Mr. Barahona, also arrested on the steps, gave pretty much the same description of the behavior of the police, and was arrested, as he put it, “for meditating on the Supreme Court Steps.” Mr. Barahona also gave testimony about how on January 17th, there were no barricades on the steps, and people were free to move about the grounds of the Supreme Court, with or without flags, banners, or devices carrying a message. Selective enforcement of the law?
Mr. Taylor Hall was the next witness for the defense, questioned by attorney George Lane, who describes his style as “A lot of defense attorneys ask a lot of questions. I like to walk in, stab them in the heart, and leave,” which is always a good way to handle the Government. Mr. Lane proceeded to show evidence that Mr. Hall was inside the Supreme Court, looking at exhibits and the museum of the court, and was not aware of the chaos brewing outside. Mr. Hall was still unaware of the issue when he went outside and asked around, pretty much to only be tackled and arrested. He was not chanting, holding a sign, or anything else that would be a crime on the steps of the Supreme Court. These actual human being, who breathe, took a stand, took a chance, and felt that they had to compel what personhood meant. Being a person. Being a Human Being.
These are Human Beings.
Taylor Hall. A human being.
Thi Le. A human being.
Andrea Rea. A human being.
William Silvester. A human being.
David Barahona. A human being.
Robert Cruz. A human being.

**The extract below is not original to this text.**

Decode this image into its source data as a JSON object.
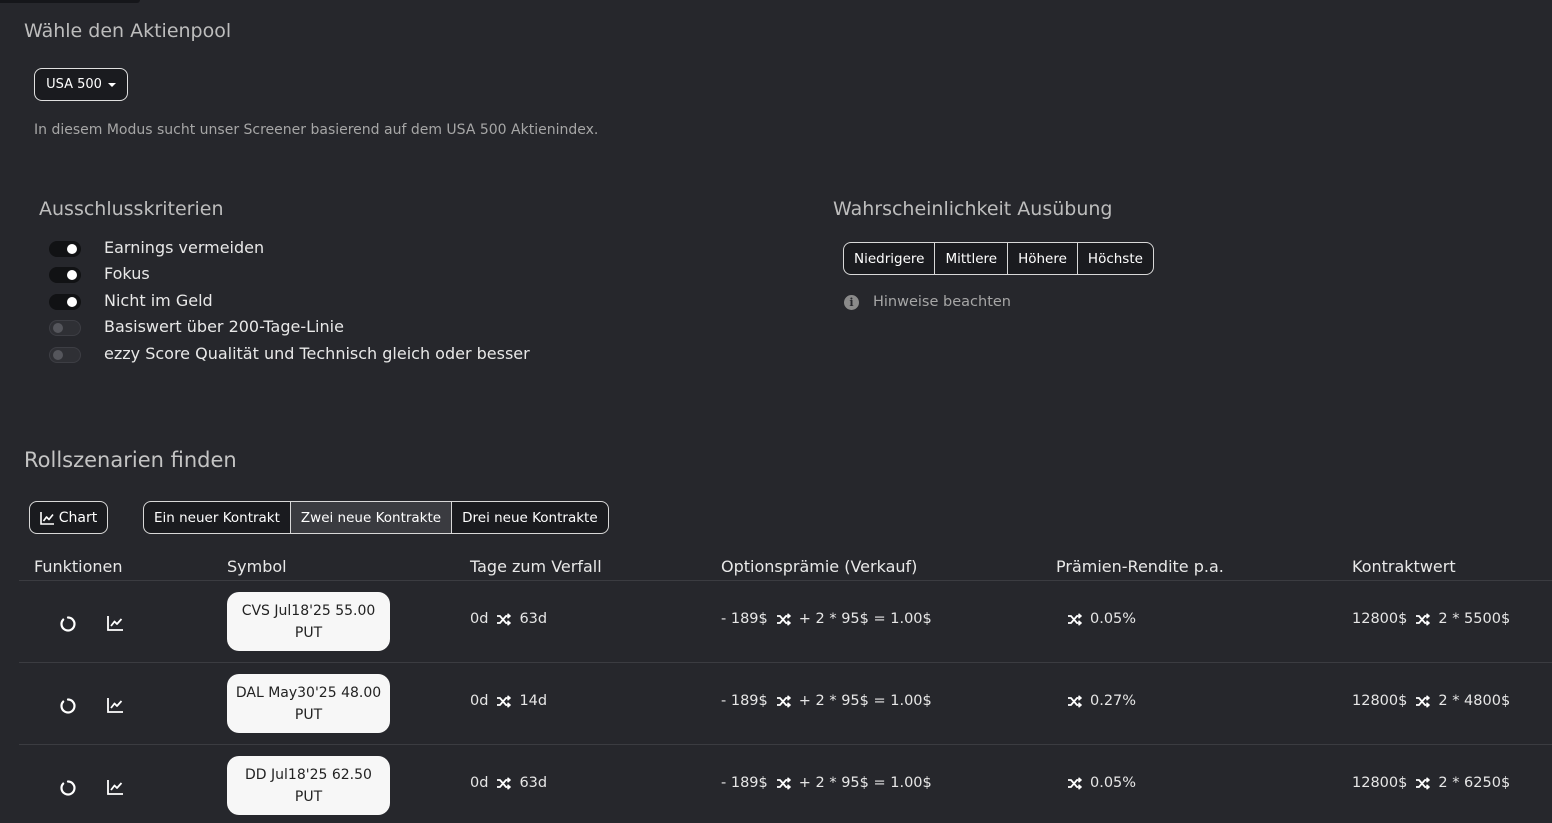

Corporations are not people. We can’t arrest and shut down Goldman Sachs. Or Bank of America. We still can’t even audit the Private fucking bank of the Terrorist Federal Reserve. That is not just a private bank, its a SERCRET BANK.
We call ourselves Freedom Fighters. Yet in this land of freedom, we kill them on a daily basis. Yes, we have a lot of freedom here in the good Ol’ USA. But as you’ve seen, and need to see, protests are becoming more and more criminalized. These protesters, these good citizens, took to the streets, they took to the steps, to voice, to represent, and were charged.
Our Presidents take to the podiums to champion rights here and abroad. Yet that is hypocrisy. These Presidents, these officials of any rank, don’t know freedom.
In an era, started by the policies of Ronald Reagan, to hurt the worker, and give back to the rich, these policies of Dooh Nibor, we steal from those who have nothing to give to those who have everything.
We as a country were founded on the idea of constant expansion, where the idea was to expand and take care of the land.
We took and occupied this land on the idea of mutual respect.
Well we took it.
We had no respect.
We’ve run around, destroyed, taken, and let corporations kill everything in sight.
We the people, we want balance.
So we tried to take the Supreme Court. We tried to take the Capitol Building.
What we got was anti-protest laws, even though the First amendment says we can.
We Got This. These 6 people give us the the idea. These 6 gave up everything to take the court. They want nothing. Live the protest. Live the idea. Left or right. We are in this together. We are the future. Get on the streets.
Look up to these Six. And the other thousands arrested for speaking, in essence, the first amendment. Cause, it’s fucked. See ya at the Riot Cops.